(Excerpts from a dataset)
# # # # #
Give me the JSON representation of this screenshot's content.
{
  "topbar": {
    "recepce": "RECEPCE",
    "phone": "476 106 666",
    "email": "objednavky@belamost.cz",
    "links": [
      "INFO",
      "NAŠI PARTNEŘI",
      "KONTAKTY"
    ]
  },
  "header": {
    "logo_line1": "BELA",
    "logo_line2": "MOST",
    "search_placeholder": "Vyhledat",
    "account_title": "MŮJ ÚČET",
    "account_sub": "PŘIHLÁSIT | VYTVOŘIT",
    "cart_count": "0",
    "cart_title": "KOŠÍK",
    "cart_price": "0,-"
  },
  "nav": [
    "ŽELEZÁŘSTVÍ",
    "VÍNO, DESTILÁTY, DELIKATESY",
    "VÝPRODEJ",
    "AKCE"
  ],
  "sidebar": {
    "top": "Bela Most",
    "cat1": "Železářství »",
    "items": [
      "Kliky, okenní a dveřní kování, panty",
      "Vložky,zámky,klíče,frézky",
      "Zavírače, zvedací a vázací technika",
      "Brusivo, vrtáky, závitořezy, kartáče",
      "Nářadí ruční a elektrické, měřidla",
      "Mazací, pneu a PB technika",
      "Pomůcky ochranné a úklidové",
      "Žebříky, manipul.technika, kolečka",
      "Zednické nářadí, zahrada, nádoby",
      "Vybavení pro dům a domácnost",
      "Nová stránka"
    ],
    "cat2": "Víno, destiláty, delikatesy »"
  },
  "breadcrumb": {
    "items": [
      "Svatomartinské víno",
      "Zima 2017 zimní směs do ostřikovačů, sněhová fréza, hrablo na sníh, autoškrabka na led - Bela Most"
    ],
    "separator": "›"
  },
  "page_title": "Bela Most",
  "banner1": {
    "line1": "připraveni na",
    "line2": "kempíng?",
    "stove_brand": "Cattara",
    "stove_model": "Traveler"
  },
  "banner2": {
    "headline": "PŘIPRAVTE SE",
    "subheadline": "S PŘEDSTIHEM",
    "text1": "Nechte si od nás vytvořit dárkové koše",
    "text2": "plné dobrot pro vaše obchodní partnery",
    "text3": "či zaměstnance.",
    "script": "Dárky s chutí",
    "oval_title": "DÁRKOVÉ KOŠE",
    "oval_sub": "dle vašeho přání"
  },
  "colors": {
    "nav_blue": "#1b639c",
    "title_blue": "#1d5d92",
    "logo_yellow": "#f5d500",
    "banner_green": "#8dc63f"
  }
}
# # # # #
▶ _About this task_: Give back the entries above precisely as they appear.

▶ _Task solution_:
Give me the JSON representation of this screenshot's content.
{
  "topbar": {
    "recepce": "RECEPCE",
    "phone": "476 106 666",
    "email": "objednavky@belamost.cz",
    "links": [
      "INFO",
      "NAŠI PARTNEŘI",
      "KONTAKTY"
    ]
  },
  "header": {
    "logo_line1": "BELA",
    "logo_line2": "MOST",
    "search_placeholder": "Vyhledat",
    "account_title": "MŮJ ÚČET",
    "account_sub": "PŘIHLÁSIT | VYTVOŘIT",
    "cart_count": "0",
    "cart_title": "KOŠÍK",
    "cart_price": "0,-"
  },
  "nav": [
    "ŽELEZÁŘSTVÍ",
    "VÍNO, DESTILÁTY, DELIKATESY",
    "VÝPRODEJ",
    "AKCE"
  ],
  "sidebar": {
    "top": "Bela Most",
    "cat1": "Železářství »",
    "items": [
      "Kliky, okenní a dveřní kování, panty",
      "Vložky,zámky,klíče,frézky",
      "Zavírače, zvedací a vázací technika",
      "Brusivo, vrtáky, závitořezy, kartáče",
      "Nářadí ruční a elektrické, měřidla",
      "Mazací, pneu a PB technika",
      "Pomůcky ochranné a úklidové",
      "Žebříky, manipul.technika, kolečka",
      "Zednické nářadí, zahrada, nádoby",
      "Vybavení pro dům a domácnost",
      "Nová stránka"
    ],
    "cat2": "Víno, destiláty, delikatesy »"
  },
  "breadcrumb": {
    "items": [
      "Svatomartinské víno",
      "Zima 2017 zimní směs do ostřikovačů, sněhová fréza, hrablo na sníh, autoškrabka na led - Bela Most"
    ],
    "separator": "›"
  },
  "page_title": "Bela Most",
  "banner1": {
    "line1": "připraveni na",
    "line2": "kempíng?",
    "stove_brand": "Cattara",
    "stove_model": "Traveler"
  },
  "banner2": {
    "headline": "PŘIPRAVTE SE",
    "subheadline": "S PŘEDSTIHEM",
    "text1": "Nechte si od nás vytvořit dárkové koše",
    "text2": "plné dobrot pro vaše obchodní partnery",
    "text3": "či zaměstnance.",
    "script": "Dárky s chutí",
    "oval_title": "DÁRKOVÉ KOŠE",
    "oval_sub": "dle vašeho přání"
  },
  "colors": {
    "nav_blue": "#1b639c",
    "title_blue": "#1d5d92",
    "logo_yellow": "#f5d500",
    "banner_green": "#8dc63f"
  }
}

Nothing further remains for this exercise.